The reality of digital transformation is that marketers are often faced with similar challenges: tight deadlines for massive projects, many different stakeholders, and most importantly the need to adapt to change quickly. After all, innovation and fierce competition can come out of nowhere, as evidenced by the rise of IoT.
That’s why many marketing organizations have realized that they, too, could and should go agile. Whether you do it “by the book” and adopt the well-known practices, or whether you just try to adhere to it “in spirit” doesn’t really matter – at the end of the day, agile allows marketing to deal with disruptive forces better. It brings structure into chaotic processes. It allows you to make better decisions on what to do when and why. And as a bonus side effect, it can also often be good for team morale.
Agile, at its core, is all about improving communications and collaboration. It wants to get employees to speak and listen to each other – so that they end up communicating both to internal stakeholders (across teams) and to external stakeholders, privately (e.g. in customer interviews) and publicly (on social media).
Start by building agile rituals into your day. For example, host a daily stand-up meeting, where each team member does a 2-minute report on her achievements, plans, and blockers. Next, you could go more fully fledged with something like campaign sprints. Whatever piece of agile you decide to adopt first, make sure that you keep at it every day, regardless of who’s busy or late. Keeping up with rituals will keep everyone motivated, engaged, and accountable.
Transforming your marketing team into an agile operation won’t happen overnight. It’ll require careful assessment of the current state of affairs, a potential redistribution of roles, executive buy-in, and iterative changes to optimize the process. For example, your team might not be used to roles such as “scrum master” or “product owner”. It might not be in the company culture to work in sprints of 2-4 weeks (campaigns usually take longer and have a wider scope). With all of these new processes and concepts, you need patience and the courage to adapt them to your needs as you go.
Another traditionally little used or known element might be cross-team collaboration – but it’s absolutely essential to agile success. It might be a big change to work cross-departmentally (beyond a somewhat standard collaboration between sales and marketing), but it’ll take your insights to the next, more actionable level- and as the results from one project or campaign sprint ultimately inform the next, it’s beneficial to have everyone on the same page from the start.
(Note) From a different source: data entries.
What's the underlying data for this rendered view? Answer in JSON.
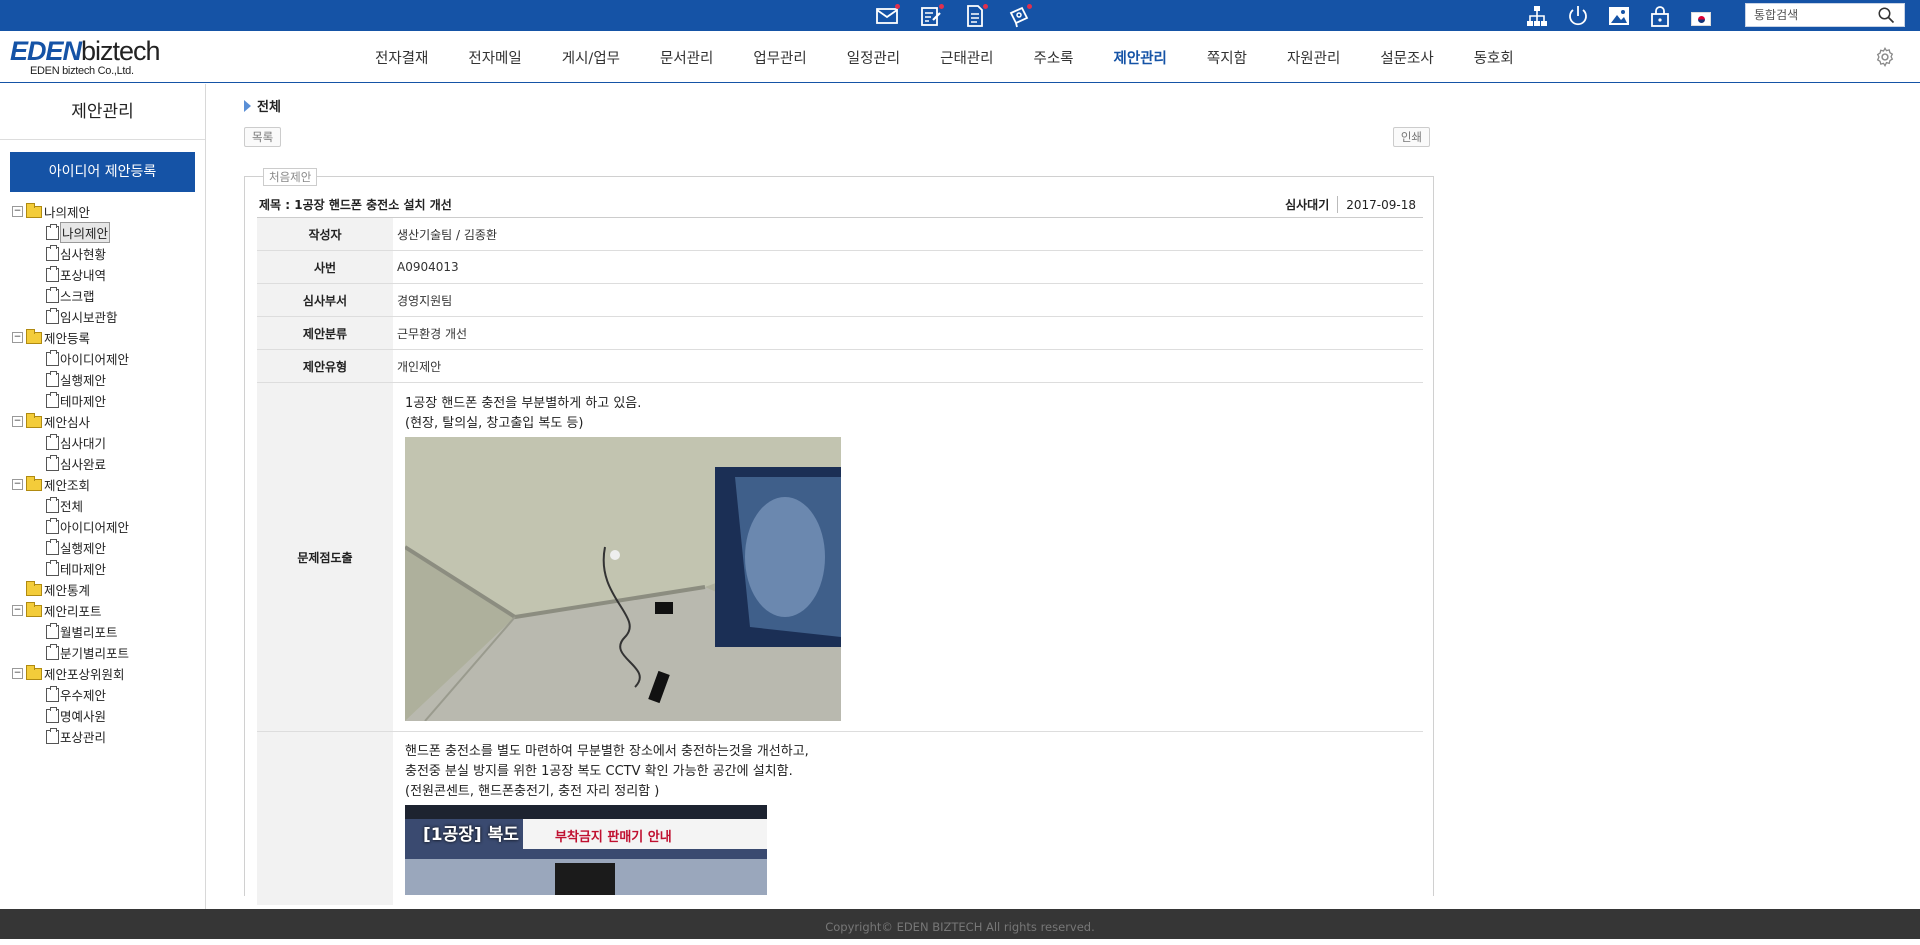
{
  "topbar": {
    "icons_center": [
      "mail-icon",
      "approval-edit-icon",
      "document-icon",
      "board-icon"
    ],
    "icons_right": [
      "org-chart-icon",
      "power-icon",
      "image-icon",
      "lock-icon",
      "korea-flag-icon"
    ],
    "search_placeholder": "통합검색"
  },
  "logo": {
    "brand_a": "EDEN",
    "brand_b": "biztech",
    "sub": "EDEN biztech Co.,Ltd."
  },
  "nav": [
    "전자결재",
    "전자메일",
    "게시/업무",
    "문서관리",
    "업무관리",
    "일정관리",
    "근태관리",
    "주소록",
    "제안관리",
    "쪽지함",
    "자원관리",
    "설문조사",
    "동호회"
  ],
  "nav_active": "제안관리",
  "sidebar": {
    "title": "제안관리",
    "register_button": "아이디어 제안등록",
    "tree": [
      {
        "label": "나의제안",
        "children": [
          "나의제안",
          "심사현황",
          "포상내역",
          "스크랩",
          "임시보관함"
        ]
      },
      {
        "label": "제안등록",
        "children": [
          "아이디어제안",
          "실행제안",
          "테마제안"
        ]
      },
      {
        "label": "제안심사",
        "children": [
          "심사대기",
          "심사완료"
        ]
      },
      {
        "label": "제안조회",
        "children": [
          "전체",
          "아이디어제안",
          "실행제안",
          "테마제안"
        ]
      },
      {
        "label": "제안통계",
        "children": []
      },
      {
        "label": "제안리포트",
        "children": [
          "월별리포트",
          "분기별리포트"
        ]
      },
      {
        "label": "제안포상위원회",
        "children": [
          "우수제안",
          "명예사원",
          "포상관리"
        ]
      }
    ],
    "selected": "나의제안"
  },
  "content": {
    "breadcrumb": "전체",
    "list_button": "목록",
    "print_button": "인쇄",
    "legend": "처음제안",
    "subject": "제목 : 1공장 핸드폰 충전소 설치 개선",
    "status": "심사대기",
    "date": "2017-09-18",
    "rows": [
      {
        "label": "작성자",
        "value": "생산기술팀 / 김종환"
      },
      {
        "label": "사번",
        "value": "A0904013"
      },
      {
        "label": "심사부서",
        "value": "경영지원팀"
      },
      {
        "label": "제안분류",
        "value": "근무환경 개선"
      },
      {
        "label": "제안유형",
        "value": "개인제안"
      }
    ],
    "problem": {
      "label": "문제점도출",
      "line1": "1공장 핸드폰 충전을 부분별하게 하고 있음.",
      "line2": "(현장, 탈의실, 창고출입 복도 등)"
    },
    "improvement": {
      "line1": "핸드폰 충전소를 별도 마련하여 무분별한 장소에서 충전하는것을 개선하고,",
      "line2": "충전중 분실 방지를 위한 1공장 복도 CCTV 확인 가능한 공간에 설치함.",
      "line3": "(전원콘센트, 핸드폰충전기, 충전 자리 정리함 )",
      "photo_caption": "[1공장] 복도"
    }
  },
  "footer": "Copyright© EDEN BIZTECH All rights reserved."
}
For agile practices to work, each team member needs to feel safe – safe to make mistakes, to fail and learn from them. If a culture of fear is what your team is operating under, that will likely kill the agile spirit very soon. As a manager of an agile team, you are responsible for, well, managing other people’s expectations to protect your team’s priorities, as well as motivating every member of your team in their tasks. If they’re doing agile right, they’ll act fairly independently, but they’ll still appreciate reassurance.
Marketing teams sometimes use numbers to forcefully justify a rather non-analytical plan, rather than start with stats and use them to plan out the next steps. With agile, decisions and iterations are often based on hard numbers, rather than convenient anecdotes. Use all of the data that you gather (whether it be manually or automatically) to inform your decisions wherever you can.
Marketing can be a competitive environment. Agile relies on empowering the individual and the team, making it so that everyone can grow and progress. A big part of that is expressing what you’re grateful for in other team members, which can conflict with overly big egos. Express gratitude and share credit whenever you can. This also means that you have to establish a very honest environment, where you can speak about successes and failures openly (this is the whole point of agile retrospectives, for example).
A big point of agile is thinking of the user first. In marketing, this translates to: think of the customer first! Customers can be internal or external – the important thing is to establish a feedback loop with all your stakeholders and listen to their requirements, so that you can build a meaningful backlog with materials that are relevant to them (and thus to future customers, too). Understanding your current customers is key to winning over new ones. Create personas. Write user stories. Think of who you’re talking to, and of what they want to hear. Incorporating feedback in the process instead of planning and then unveiling a product will likely move it closer to a customer’s expectations. And: make sure customer data is in one central place of the organization, so that everyone has access to it – avoid silos.
You don’t have to use the full suite of agile practices at once (though this paper gives good insight into the basics) – start with focusing on integrating the cornerstones of the agile mindset into everything you do: cross-team collaboration, customer-centricity, and a metrics-driven attitude.
What steps has your marketing organization taken to be more agile?